Return the lines below that carry the word "icon".

▸ Extracted records:
----
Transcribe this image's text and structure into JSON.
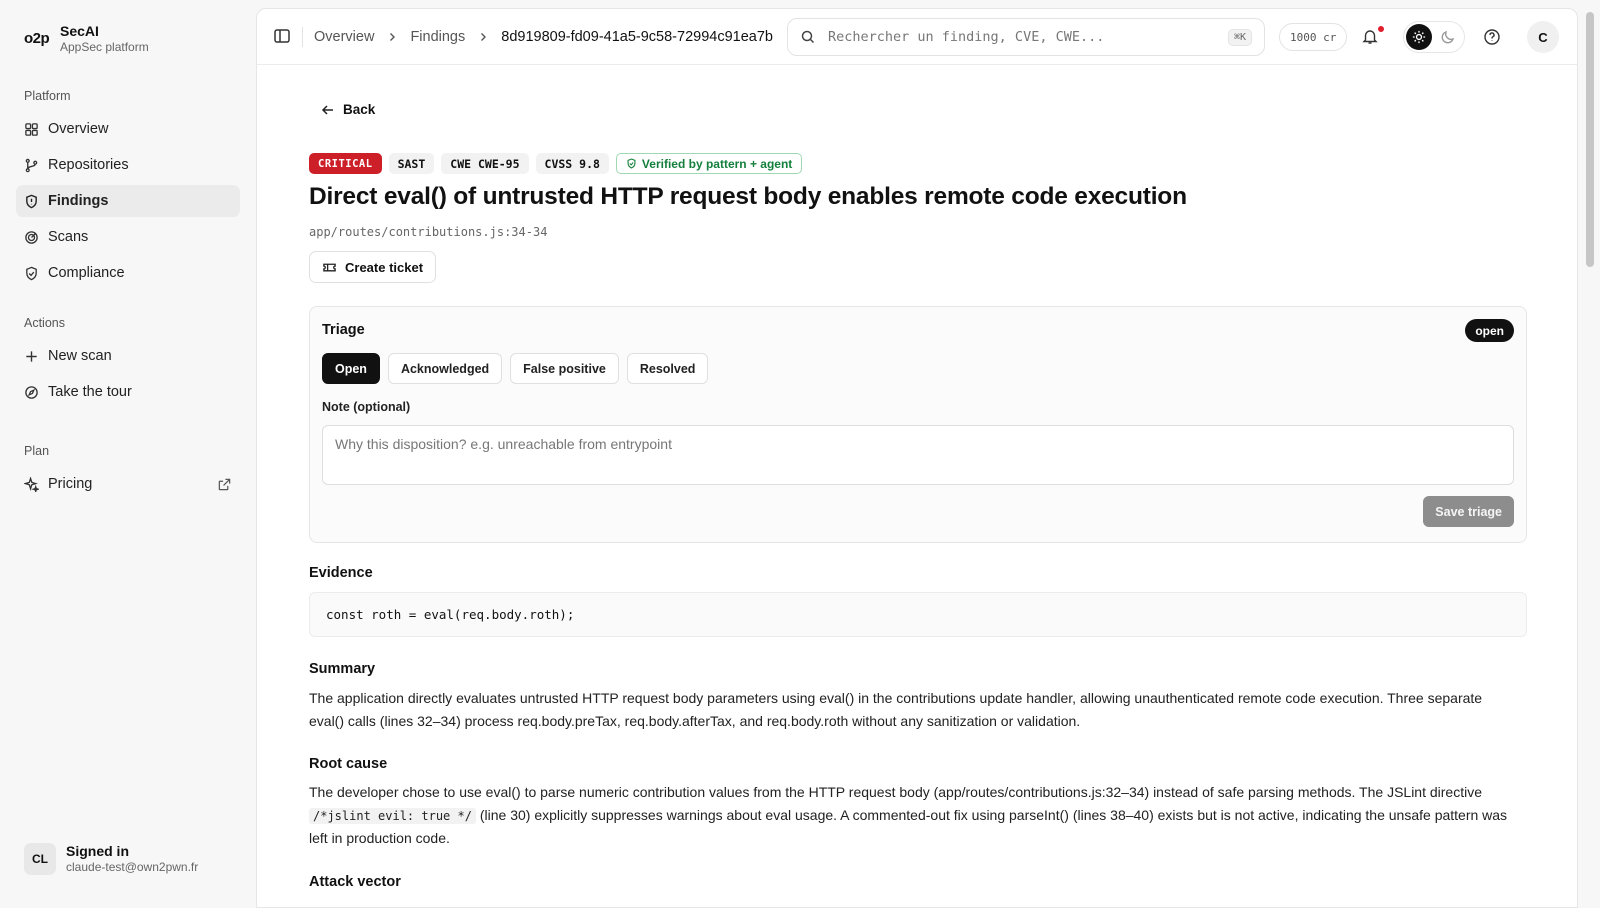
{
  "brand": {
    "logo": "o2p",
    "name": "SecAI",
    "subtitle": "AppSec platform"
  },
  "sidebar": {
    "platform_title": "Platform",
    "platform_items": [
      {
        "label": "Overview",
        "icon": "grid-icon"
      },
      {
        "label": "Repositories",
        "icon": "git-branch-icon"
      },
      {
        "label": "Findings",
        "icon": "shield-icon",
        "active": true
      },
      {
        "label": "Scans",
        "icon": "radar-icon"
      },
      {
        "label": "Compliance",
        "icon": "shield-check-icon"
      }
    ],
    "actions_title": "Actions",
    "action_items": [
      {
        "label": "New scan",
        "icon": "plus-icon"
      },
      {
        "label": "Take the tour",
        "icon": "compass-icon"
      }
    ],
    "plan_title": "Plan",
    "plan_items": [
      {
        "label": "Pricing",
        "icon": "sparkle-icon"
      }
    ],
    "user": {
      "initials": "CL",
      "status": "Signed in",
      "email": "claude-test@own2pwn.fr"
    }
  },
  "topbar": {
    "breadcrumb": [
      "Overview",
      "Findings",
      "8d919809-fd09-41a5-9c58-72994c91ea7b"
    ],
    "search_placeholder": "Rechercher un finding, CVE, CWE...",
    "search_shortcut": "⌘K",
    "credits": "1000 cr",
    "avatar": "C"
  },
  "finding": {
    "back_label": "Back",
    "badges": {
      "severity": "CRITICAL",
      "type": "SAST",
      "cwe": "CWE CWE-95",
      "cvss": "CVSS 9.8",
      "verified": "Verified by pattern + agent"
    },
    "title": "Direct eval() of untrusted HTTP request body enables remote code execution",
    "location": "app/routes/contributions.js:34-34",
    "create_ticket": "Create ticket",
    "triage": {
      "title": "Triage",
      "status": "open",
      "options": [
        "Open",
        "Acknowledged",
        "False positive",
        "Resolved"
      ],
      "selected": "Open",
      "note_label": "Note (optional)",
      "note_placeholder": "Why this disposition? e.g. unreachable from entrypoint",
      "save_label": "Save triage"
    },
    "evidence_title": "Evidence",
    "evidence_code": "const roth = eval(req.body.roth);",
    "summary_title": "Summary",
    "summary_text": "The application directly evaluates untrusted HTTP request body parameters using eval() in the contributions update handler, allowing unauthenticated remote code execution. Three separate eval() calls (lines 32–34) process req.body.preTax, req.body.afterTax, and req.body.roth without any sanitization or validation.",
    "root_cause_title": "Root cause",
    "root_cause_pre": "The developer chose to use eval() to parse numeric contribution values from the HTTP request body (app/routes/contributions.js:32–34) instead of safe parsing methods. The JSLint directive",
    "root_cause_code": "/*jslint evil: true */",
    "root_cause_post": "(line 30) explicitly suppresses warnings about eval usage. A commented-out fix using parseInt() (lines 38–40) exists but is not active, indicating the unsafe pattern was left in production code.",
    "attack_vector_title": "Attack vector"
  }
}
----
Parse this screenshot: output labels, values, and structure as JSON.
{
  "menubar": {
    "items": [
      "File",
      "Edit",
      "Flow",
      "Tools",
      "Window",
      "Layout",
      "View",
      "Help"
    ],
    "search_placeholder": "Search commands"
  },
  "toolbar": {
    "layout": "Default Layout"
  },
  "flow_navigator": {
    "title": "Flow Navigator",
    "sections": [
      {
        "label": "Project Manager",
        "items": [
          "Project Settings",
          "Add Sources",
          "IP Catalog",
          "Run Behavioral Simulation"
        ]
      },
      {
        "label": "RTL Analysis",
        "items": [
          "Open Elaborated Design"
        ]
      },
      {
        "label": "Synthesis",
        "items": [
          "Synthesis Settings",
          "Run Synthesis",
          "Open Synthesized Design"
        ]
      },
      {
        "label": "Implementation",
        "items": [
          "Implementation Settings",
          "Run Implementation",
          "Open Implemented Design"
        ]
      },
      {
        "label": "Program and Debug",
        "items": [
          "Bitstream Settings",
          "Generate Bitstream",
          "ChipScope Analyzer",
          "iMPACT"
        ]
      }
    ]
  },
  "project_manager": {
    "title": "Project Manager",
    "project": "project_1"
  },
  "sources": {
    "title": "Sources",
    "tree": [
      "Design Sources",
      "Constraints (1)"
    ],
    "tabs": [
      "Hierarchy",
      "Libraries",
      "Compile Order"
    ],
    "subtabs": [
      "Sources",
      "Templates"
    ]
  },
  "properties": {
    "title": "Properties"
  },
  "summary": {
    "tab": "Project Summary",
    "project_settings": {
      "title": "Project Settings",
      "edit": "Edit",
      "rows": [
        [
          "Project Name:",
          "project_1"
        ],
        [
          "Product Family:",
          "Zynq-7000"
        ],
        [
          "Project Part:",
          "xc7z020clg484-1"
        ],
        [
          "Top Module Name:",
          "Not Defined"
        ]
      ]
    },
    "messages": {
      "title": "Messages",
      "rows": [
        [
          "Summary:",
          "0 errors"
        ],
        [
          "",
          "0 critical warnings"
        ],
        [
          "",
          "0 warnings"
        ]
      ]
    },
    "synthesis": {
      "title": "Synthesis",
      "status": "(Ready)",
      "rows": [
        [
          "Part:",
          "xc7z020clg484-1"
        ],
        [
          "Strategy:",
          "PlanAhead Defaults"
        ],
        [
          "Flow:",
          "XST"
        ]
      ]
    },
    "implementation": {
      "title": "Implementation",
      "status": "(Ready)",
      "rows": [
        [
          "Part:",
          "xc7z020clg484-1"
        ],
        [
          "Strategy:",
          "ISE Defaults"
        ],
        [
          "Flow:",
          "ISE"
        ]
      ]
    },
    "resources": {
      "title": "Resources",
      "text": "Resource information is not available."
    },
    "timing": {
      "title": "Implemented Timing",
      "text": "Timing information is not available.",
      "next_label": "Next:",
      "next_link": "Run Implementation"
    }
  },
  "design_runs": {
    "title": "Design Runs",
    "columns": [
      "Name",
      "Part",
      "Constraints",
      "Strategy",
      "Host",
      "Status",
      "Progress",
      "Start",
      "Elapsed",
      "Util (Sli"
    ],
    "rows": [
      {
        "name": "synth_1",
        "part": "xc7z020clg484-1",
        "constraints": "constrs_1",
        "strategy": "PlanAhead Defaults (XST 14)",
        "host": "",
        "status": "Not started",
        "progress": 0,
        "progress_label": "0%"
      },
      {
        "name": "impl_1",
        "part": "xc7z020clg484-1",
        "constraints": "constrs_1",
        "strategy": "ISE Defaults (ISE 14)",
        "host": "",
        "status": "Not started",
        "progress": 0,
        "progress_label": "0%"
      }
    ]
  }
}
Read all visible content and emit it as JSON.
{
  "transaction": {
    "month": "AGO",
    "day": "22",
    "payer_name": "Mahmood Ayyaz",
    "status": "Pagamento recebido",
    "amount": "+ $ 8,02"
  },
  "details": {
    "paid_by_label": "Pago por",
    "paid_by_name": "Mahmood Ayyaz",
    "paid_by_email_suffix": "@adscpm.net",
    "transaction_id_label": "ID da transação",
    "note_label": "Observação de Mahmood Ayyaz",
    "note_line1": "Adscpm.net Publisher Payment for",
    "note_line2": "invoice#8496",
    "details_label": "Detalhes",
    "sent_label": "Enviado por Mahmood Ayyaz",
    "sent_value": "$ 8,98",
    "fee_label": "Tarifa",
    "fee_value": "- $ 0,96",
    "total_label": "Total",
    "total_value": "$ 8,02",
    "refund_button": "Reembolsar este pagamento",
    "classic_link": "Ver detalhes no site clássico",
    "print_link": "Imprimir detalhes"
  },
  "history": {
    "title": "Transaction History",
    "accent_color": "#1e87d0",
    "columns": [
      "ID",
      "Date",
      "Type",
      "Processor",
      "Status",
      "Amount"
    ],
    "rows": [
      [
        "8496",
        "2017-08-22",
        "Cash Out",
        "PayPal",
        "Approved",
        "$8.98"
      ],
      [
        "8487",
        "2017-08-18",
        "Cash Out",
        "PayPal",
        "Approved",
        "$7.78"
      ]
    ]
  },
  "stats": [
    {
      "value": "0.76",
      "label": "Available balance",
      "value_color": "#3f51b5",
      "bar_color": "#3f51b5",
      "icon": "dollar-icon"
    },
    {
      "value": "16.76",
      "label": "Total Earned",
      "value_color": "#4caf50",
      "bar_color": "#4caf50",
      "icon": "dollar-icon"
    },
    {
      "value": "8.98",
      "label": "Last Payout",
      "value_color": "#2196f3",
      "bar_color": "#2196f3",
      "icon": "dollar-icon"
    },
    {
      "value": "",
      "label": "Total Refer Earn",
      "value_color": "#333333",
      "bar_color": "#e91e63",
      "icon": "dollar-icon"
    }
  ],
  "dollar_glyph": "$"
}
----
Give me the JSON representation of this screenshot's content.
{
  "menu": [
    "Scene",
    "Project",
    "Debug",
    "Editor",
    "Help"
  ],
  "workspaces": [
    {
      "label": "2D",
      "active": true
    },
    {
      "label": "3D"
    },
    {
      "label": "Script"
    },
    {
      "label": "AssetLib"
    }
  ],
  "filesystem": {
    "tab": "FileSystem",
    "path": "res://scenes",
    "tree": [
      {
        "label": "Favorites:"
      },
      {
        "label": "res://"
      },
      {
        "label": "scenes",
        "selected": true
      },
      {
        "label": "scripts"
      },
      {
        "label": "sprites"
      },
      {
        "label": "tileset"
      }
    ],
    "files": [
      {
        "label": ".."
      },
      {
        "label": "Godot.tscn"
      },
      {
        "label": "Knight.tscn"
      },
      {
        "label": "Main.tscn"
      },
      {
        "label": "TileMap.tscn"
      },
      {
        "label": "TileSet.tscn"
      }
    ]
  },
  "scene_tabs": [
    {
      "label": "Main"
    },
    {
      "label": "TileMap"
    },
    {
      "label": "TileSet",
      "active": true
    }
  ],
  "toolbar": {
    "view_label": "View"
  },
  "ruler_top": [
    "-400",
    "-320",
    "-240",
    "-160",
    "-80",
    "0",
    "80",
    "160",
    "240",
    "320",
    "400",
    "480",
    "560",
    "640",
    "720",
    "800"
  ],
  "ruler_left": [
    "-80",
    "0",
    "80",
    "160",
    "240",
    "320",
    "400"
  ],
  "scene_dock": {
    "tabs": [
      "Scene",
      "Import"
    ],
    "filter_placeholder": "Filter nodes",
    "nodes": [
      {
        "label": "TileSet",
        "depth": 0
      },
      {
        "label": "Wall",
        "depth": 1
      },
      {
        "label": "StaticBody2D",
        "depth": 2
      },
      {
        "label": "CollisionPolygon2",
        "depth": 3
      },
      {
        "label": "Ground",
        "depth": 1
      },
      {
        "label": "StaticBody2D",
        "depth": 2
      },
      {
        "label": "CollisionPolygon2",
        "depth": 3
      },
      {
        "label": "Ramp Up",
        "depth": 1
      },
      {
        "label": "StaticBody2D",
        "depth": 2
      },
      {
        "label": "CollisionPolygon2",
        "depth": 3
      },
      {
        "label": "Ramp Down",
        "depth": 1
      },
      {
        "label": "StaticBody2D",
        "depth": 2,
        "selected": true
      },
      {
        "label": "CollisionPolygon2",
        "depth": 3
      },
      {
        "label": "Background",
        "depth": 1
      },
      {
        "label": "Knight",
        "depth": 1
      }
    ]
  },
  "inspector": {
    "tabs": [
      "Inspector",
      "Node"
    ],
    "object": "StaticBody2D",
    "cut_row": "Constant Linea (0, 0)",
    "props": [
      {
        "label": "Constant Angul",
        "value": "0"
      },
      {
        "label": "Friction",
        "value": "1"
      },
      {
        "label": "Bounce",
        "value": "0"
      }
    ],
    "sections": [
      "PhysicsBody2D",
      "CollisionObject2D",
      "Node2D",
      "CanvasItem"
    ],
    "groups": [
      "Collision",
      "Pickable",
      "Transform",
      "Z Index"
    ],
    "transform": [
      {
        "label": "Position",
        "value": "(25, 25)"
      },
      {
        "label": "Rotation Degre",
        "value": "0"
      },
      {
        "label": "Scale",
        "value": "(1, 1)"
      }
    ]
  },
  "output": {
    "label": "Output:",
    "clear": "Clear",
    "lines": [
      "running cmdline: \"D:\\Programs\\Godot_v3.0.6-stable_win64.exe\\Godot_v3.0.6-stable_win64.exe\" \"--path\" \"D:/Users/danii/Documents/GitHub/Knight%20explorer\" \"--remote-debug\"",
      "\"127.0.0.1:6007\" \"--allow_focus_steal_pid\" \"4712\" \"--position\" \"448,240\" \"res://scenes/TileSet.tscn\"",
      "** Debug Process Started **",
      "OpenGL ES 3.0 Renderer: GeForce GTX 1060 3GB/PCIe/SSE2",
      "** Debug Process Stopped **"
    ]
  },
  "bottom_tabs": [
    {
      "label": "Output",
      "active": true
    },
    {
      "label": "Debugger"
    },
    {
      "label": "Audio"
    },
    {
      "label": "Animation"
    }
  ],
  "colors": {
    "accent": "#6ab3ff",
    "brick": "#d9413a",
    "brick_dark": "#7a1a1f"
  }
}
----
▸ YOUR RESPONSE:
        "icon": "grid-icon"
        "icon": "git-branch-icon"
        "icon": "shield-icon",
        "icon": "radar-icon"
        "icon": "shield-check-icon"
        "icon": "plus-icon"
        "icon": "compass-icon"
        "icon": "sparkle-icon"
      "icon": "dollar-icon"
      "icon": "dollar-icon"
      "icon": "dollar-icon"
      "icon": "dollar-icon"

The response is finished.